David Malcolm, Real Estate Expert: Is AI in the Real Estate Industry a Tool, Threat, or Both?

Artificial Intelligence (AI) has been a favorite buzzword since the 1980s; however, it’s gained considerable traction in recent years thanks to software sophistication and advances in hardware. As such, technologists and industrialists alike believe the “Intelligence Revolution” is an emerging reality at the forefront of our technologically driven society.

To fully comprehend AI’s significance and why people like David Malcolm, a seasoned real estate professional in the greater San Diego area, are paying close attention, we must first answer: what is AI?

The simplest explanation for a highly complex topic is that AI replicates human intelligence. In other words, AI can interpret an enormous amount of data, learn from it, and take appropriate action without a human telling it precisely what to do. Given the limitations of the average human, AI has the potential to outperform a human counterpart in specific scenarios since it can store, process, and analyze data at an unprecedented scale. This advanced level of data analysis can discover patterns and strategic insights that a human eye may have overlooked or would take much longer to spot.

According to David Malcolm, “AI will fundamentally change everything. The nascent technology is already affecting industries around the globe, including real estate. I believe it will impact all parties that play a role in the real estate process, including entrepreneurs, developers, landlords, and homebuyers.”

Though skeptics doubt the immediate impact of this new technological wave, Malcolm’s excitement is unwavering.

“Within the next two decades, AI will serve as a tremendously useful tool for those who can properly adapt to the change, but a potential threat for those who resist it and favor traditional methods, which are at risk of stagnation,” argued Malcolm.

As a keen observer of the real estate sector for more than four decades, Malcolm has always viewed change as an opportunity. In the early 1970s, California lowered the minimum age requirements for a real estate license from 21 to 18. Malcolm, always one to take advantage of an open door, took the real estate exam in 1972 at the age of 18 and passed. Fast forward 40 years, and Malcolm holds the highest commercial real estate designation (CCIM) in the U.S., has handled sales, acquisitions, and loan negotiations of more than $4 billion, and currently serves as President of Cal West Apartments in San Diego.

“Real estate, even though it’s a multi-billion-dollar industry, is somewhat ‘old school.’ It historically has relied on tradition, relationships, and intuition, all of which have contributed to my success,” said Malcolm. “However, change is once again knocking at the door of my profession. That’s the reality, and I, for one, am enthusiastic about the numerous benefits AI is creating.”

Although it’s still “early days” for AI within the real estate sector, transformation exists in several areas.

For example, Deepblocks, a Miami-based startup, can help reduce development expenses by parsing through zoning codes. A traditional property analysis requires substantial time and human resources, but Deepblock’s automated preliminary analysis claims it can help developers save up to $40,000 per project.

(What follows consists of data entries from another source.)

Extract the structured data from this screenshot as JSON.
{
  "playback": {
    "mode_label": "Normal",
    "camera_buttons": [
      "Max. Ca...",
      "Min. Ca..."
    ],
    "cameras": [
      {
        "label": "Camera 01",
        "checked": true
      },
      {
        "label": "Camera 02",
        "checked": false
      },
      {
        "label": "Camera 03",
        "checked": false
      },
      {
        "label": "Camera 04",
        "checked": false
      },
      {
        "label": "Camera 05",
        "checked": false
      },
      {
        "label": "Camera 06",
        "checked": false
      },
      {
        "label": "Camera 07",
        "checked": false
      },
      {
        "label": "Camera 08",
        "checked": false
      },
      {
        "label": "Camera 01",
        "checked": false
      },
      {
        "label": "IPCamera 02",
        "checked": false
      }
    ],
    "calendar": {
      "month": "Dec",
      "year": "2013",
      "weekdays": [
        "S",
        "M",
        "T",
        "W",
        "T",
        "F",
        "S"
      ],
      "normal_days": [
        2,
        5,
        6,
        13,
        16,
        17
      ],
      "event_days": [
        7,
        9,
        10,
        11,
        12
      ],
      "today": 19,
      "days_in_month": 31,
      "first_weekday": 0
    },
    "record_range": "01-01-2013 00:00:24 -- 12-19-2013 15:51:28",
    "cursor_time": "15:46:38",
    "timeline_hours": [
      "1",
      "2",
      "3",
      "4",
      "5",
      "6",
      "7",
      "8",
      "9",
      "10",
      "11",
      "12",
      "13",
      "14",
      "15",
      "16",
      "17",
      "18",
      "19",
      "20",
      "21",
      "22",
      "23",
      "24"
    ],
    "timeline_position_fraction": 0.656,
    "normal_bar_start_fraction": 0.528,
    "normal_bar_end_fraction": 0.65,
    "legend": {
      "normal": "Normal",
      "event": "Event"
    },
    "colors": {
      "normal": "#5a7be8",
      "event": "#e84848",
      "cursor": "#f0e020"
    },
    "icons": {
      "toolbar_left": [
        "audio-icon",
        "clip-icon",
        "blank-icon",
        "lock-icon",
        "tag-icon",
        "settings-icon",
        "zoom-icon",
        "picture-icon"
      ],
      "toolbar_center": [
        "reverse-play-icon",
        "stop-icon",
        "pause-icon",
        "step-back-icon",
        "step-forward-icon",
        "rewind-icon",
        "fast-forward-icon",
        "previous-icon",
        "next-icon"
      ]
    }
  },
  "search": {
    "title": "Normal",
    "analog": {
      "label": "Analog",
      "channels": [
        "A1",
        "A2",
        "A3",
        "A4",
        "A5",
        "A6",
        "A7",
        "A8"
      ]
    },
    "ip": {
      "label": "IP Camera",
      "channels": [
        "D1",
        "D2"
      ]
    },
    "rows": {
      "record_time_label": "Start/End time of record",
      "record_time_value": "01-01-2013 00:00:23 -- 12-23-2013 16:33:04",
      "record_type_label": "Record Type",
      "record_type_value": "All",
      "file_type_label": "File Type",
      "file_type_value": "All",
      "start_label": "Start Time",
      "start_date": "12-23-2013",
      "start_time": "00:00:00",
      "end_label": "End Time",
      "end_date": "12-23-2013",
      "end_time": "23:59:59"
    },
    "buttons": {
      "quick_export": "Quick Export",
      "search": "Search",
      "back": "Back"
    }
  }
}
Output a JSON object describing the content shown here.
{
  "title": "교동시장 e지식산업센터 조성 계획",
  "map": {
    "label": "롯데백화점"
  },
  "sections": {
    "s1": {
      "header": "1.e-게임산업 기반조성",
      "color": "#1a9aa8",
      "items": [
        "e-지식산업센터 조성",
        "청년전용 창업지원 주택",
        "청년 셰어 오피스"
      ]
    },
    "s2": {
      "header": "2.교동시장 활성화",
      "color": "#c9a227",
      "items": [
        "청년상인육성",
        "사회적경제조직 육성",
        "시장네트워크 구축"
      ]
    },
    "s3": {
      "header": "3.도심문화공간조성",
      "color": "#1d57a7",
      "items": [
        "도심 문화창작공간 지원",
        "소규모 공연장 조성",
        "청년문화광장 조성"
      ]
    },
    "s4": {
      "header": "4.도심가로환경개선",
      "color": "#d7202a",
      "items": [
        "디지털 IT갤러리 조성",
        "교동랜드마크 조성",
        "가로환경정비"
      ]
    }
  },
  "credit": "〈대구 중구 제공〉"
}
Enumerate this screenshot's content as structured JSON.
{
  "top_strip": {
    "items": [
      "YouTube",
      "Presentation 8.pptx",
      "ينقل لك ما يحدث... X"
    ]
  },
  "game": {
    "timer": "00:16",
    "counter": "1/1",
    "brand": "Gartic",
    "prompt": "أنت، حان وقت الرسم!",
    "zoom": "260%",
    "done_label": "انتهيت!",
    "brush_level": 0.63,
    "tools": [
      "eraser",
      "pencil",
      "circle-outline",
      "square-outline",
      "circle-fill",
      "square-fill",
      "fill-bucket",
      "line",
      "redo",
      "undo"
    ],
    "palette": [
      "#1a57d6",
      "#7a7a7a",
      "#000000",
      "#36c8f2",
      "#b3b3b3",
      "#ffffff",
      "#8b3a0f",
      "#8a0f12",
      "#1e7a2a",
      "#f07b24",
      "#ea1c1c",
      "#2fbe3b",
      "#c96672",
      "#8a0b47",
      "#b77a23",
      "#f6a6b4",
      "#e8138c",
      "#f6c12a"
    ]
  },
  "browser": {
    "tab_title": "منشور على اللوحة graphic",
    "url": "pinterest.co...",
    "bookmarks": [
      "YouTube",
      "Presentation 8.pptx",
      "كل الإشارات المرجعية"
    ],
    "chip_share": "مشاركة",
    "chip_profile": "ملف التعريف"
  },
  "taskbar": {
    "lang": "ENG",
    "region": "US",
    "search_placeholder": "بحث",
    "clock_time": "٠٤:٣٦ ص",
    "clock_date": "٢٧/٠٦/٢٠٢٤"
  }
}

Zillow, a popular real estate marketplace company, can uncover the historical performance and estimate the quality of an investment for a specific type of property or local market. The company’s proprietary home price “Zestimate” is allegedly using neural networks, a kind of machine learning encompassing an assortment of algorithms comparable to how the brain works.

“As someone who’s been in the real estate game for decades, I’ve seen it all, but I can think of several situations where a crystal ball would have been nice. AI-driven market analysis is probably the next best thing. Since AI can explore ten times the number of options in one-tenth of the time, in addition to predicting ROI, it can lead to smarter investment moves,” said Malcolm.

AI can also assist with neighborhood forecasting. Gentrification can be predicted based on what sorts of restaurants in a neighborhood are opening, the number of current rebuilds or remodels, and the ratio of single-family housing to multi-family housing. The New York-based company, is one of the numerous information gateways providing detailed insights to help homebuyers make more informed decisions.

Despite these advancements, the interplay of human interaction and communication among the real estate agent and homebuyer or landlord and tenant is what keeps the real estate industry moving forward.

“At the end of the day, real estate is about providing places for human beings, whether it’s residential or commercial,” said Malcolm. “It’s a business that inherently requires a great level of human intelligence to do well, a quality which AI does not yet possess. However, if AI can help our company, Cal West Apartments, provide higher quality rental housing to current and prospective tenants and ultimately improve their quality of living while protecting or even improving our company’s ROI, that’s a win-win.”

About David Malcolm

David Malcolm of San Diego is an influential real estate professional, entrepreneur, and community leader with over four decades of work experience. Mr. Malcolm is an esteemed graduate of Harvard Business School’s Presidents Program, a licensed real estate agent and broker, and a Certified Commercial Investment Member (CCIM). He has run and advised multiple public and private companies and held several municipal and statewide public offices.

To Top

Pin It on Pinterest

Share This